Every line below that holds "desc" must be copied.

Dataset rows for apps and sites
◇ ◇ ◇ ◇ ◇

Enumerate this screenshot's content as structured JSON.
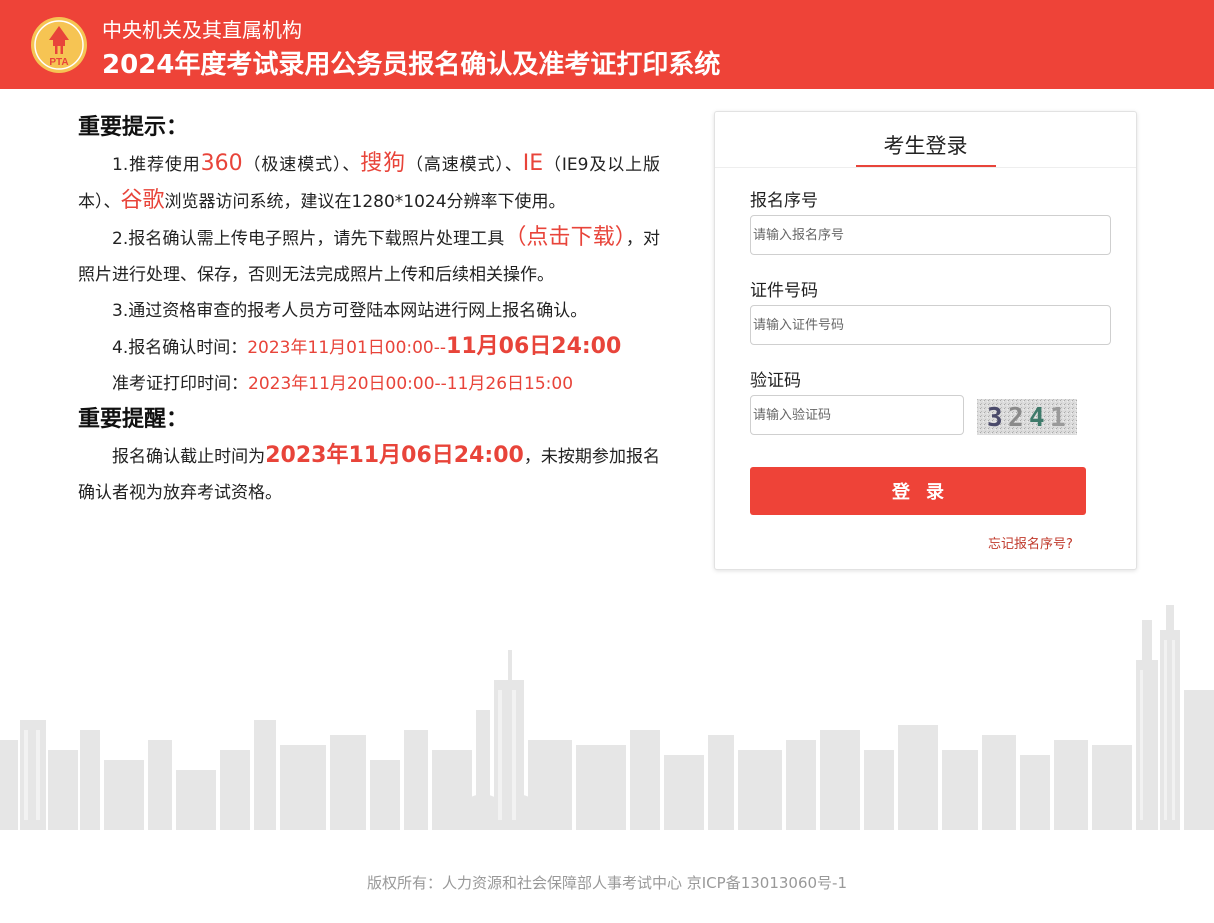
{
  "header": {
    "line1": "中央机关及其直属机构",
    "line2": "2024年度考试录用公务员报名确认及准考证打印系统",
    "logo_text": "PTA",
    "logo_color": "#f6c453"
  },
  "notice": {
    "heading1": "重要提示：",
    "p1": {
      "t1": "1.推荐使用",
      "b1": "360",
      "t2": "（极速模式）、",
      "b2": "搜狗",
      "t3": "（高速模式）、",
      "b3": "IE",
      "t4": "（IE9及以上版本）、",
      "b4": "谷歌",
      "t5": "浏览器访问系统，建议在1280*1024分辨率下使用。"
    },
    "p2": {
      "t1": "2.报名确认需上传电子照片，请先下载照片处理工具",
      "link": "（点击下载）",
      "t2": "，对照片进行处理、保存，否则无法完成照片上传和后续相关操作。"
    },
    "p3": "3.通过资格审查的报考人员方可登陆本网站进行网上报名确认。",
    "p4": {
      "label": "4.报名确认时间：",
      "start": "2023年11月01日00:00--",
      "end": "11月06日24:00"
    },
    "p5": {
      "label": "准考证打印时间：",
      "range": "2023年11月20日00:00--11月26日15:00"
    },
    "heading2": "重要提醒：",
    "p6": {
      "t1": "报名确认截止时间为",
      "deadline": "2023年11月06日24:00",
      "t2": "，未按期参加报名确认者视为放弃考试资格。"
    }
  },
  "login": {
    "title": "考生登录",
    "reg_label": "报名序号",
    "reg_placeholder": "请输入报名序号",
    "id_label": "证件号码",
    "id_placeholder": "请输入证件号码",
    "captcha_label": "验证码",
    "captcha_placeholder": "请输入验证码",
    "captcha_digits": [
      "3",
      "2",
      "4",
      "1"
    ],
    "button": "登录",
    "forgot": "忘记报名序号?"
  },
  "footer": {
    "copyright": "版权所有：人力资源和社会保障部人事考试中心 京ICP备13013060号-1"
  },
  "colors": {
    "brand_red": "#ee4338",
    "accent_red": "#e8443a",
    "skyline": "#e4e4e4"
  }
}
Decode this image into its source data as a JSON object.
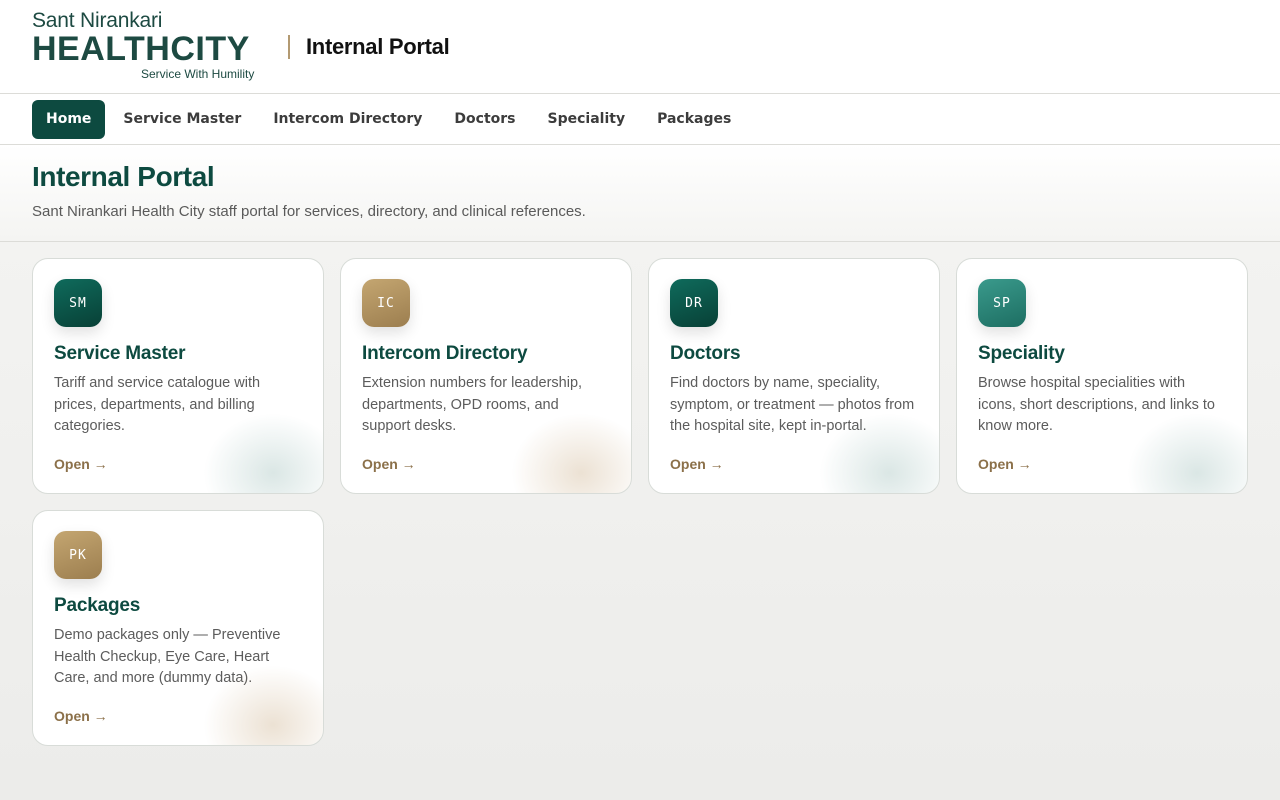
{
  "brand": {
    "line1": "Sant Nirankari",
    "line2": "HEALTHCITY",
    "tagline": "Service With Humility"
  },
  "header": {
    "title": "Internal Portal"
  },
  "nav": {
    "items": [
      {
        "label": "Home",
        "active": true
      },
      {
        "label": "Service Master",
        "active": false
      },
      {
        "label": "Intercom Directory",
        "active": false
      },
      {
        "label": "Doctors",
        "active": false
      },
      {
        "label": "Speciality",
        "active": false
      },
      {
        "label": "Packages",
        "active": false
      }
    ]
  },
  "hero": {
    "title": "Internal Portal",
    "subtitle": "Sant Nirankari Health City staff portal for services, directory, and clinical references."
  },
  "cards": [
    {
      "badge": "SM",
      "title": "Service Master",
      "desc": "Tariff and service catalogue with prices, departments, and billing categories.",
      "link": "Open →",
      "badge_color": "#0d5a4c"
    },
    {
      "badge": "IC",
      "title": "Intercom Directory",
      "desc": "Extension numbers for leadership, departments, OPD rooms, and support desks.",
      "link": "Open →",
      "badge_color": "#b39463"
    },
    {
      "badge": "DR",
      "title": "Doctors",
      "desc": "Find doctors by name, speciality, symptom, or treatment — photos from the hospital site, kept in-portal.",
      "link": "Open →",
      "badge_color": "#0d5a4c"
    },
    {
      "badge": "SP",
      "title": "Speciality",
      "desc": "Browse hospital specialities with icons, short descriptions, and links to know more.",
      "link": "Open →",
      "badge_color": "#2a8376"
    },
    {
      "badge": "PK",
      "title": "Packages",
      "desc": "Demo packages only — Preventive Health Checkup, Eye Care, Heart Care, and more (dummy data).",
      "link": "Open →",
      "badge_color": "#b39463"
    }
  ]
}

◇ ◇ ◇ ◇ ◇

▶ EXPECTED ANSWER
      "desc": "Tariff and service catalogue with prices, departments, and billing categories.",
      "desc": "Extension numbers for leadership, departments, OPD rooms, and support desks.",
      "desc": "Find doctors by name, speciality, symptom, or treatment — photos from the hospital site, kept in-portal.",
      "desc": "Browse hospital specialities with icons, short descriptions, and links to know more.",
      "desc": "Demo packages only — Preventive Health Checkup, Eye Care, Heart Care, and more (dummy data).",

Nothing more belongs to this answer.